Instructions to follow: Each entry must be restated word for word.

[Entries from a dataset of interfaces]
[Start of section]
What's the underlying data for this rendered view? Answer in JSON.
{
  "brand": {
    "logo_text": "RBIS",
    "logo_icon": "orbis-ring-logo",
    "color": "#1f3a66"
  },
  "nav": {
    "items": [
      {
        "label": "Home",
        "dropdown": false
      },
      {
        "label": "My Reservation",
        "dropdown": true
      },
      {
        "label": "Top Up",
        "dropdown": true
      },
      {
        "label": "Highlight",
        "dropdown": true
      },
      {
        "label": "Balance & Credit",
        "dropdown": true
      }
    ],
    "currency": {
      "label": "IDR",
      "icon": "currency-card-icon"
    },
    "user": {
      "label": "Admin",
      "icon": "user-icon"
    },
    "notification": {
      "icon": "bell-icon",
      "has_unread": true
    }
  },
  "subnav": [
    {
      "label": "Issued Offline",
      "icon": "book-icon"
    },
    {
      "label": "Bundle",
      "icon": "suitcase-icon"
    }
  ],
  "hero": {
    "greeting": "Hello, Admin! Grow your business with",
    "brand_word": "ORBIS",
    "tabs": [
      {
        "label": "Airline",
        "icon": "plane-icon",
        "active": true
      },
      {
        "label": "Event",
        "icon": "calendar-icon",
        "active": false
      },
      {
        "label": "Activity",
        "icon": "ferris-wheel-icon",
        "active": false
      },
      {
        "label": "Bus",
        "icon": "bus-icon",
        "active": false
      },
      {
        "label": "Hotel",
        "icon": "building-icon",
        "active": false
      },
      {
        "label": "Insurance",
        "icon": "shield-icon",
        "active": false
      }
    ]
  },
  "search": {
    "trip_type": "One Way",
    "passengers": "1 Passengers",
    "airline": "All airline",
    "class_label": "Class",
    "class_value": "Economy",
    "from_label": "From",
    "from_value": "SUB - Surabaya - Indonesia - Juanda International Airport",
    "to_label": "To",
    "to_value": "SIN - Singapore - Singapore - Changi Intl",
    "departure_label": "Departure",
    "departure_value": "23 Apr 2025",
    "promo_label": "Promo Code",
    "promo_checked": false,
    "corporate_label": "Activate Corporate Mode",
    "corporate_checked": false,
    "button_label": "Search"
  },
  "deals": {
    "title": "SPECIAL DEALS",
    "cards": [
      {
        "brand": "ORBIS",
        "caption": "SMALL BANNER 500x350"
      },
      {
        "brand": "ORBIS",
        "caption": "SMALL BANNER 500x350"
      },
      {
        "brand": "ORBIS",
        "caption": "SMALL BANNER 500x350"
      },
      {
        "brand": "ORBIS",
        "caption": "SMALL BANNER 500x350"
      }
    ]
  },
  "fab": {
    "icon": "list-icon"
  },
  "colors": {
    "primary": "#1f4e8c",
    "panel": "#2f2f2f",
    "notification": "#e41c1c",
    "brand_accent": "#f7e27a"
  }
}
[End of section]
Expected output:
What's the underlying data for this rendered view? Answer in JSON.
{
  "brand": {
    "logo_text": "RBIS",
    "logo_icon": "orbis-ring-logo",
    "color": "#1f3a66"
  },
  "nav": {
    "items": [
      {
        "label": "Home",
        "dropdown": false
      },
      {
        "label": "My Reservation",
        "dropdown": true
      },
      {
        "label": "Top Up",
        "dropdown": true
      },
      {
        "label": "Highlight",
        "dropdown": true
      },
      {
        "label": "Balance & Credit",
        "dropdown": true
      }
    ],
    "currency": {
      "label": "IDR",
      "icon": "currency-card-icon"
    },
    "user": {
      "label": "Admin",
      "icon": "user-icon"
    },
    "notification": {
      "icon": "bell-icon",
      "has_unread": true
    }
  },
  "subnav": [
    {
      "label": "Issued Offline",
      "icon": "book-icon"
    },
    {
      "label": "Bundle",
      "icon": "suitcase-icon"
    }
  ],
  "hero": {
    "greeting": "Hello, Admin! Grow your business with",
    "brand_word": "ORBIS",
    "tabs": [
      {
        "label": "Airline",
        "icon": "plane-icon",
        "active": true
      },
      {
        "label": "Event",
        "icon": "calendar-icon",
        "active": false
      },
      {
        "label": "Activity",
        "icon": "ferris-wheel-icon",
        "active": false
      },
      {
        "label": "Bus",
        "icon": "bus-icon",
        "active": false
      },
      {
        "label": "Hotel",
        "icon": "building-icon",
        "active": false
      },
      {
        "label": "Insurance",
        "icon": "shield-icon",
        "active": false
      }
    ]
  },
  "search": {
    "trip_type": "One Way",
    "passengers": "1 Passengers",
    "airline": "All airline",
    "class_label": "Class",
    "class_value": "Economy",
    "from_label": "From",
    "from_value": "SUB - Surabaya - Indonesia - Juanda International Airport",
    "to_label": "To",
    "to_value": "SIN - Singapore - Singapore - Changi Intl",
    "departure_label": "Departure",
    "departure_value": "23 Apr 2025",
    "promo_label": "Promo Code",
    "promo_checked": false,
    "corporate_label": "Activate Corporate Mode",
    "corporate_checked": false,
    "button_label": "Search"
  },
  "deals": {
    "title": "SPECIAL DEALS",
    "cards": [
      {
        "brand": "ORBIS",
        "caption": "SMALL BANNER 500x350"
      },
      {
        "brand": "ORBIS",
        "caption": "SMALL BANNER 500x350"
      },
      {
        "brand": "ORBIS",
        "caption": "SMALL BANNER 500x350"
      },
      {
        "brand": "ORBIS",
        "caption": "SMALL BANNER 500x350"
      }
    ]
  },
  "fab": {
    "icon": "list-icon"
  },
  "colors": {
    "primary": "#1f4e8c",
    "panel": "#2f2f2f",
    "notification": "#e41c1c",
    "brand_accent": "#f7e27a"
  }
}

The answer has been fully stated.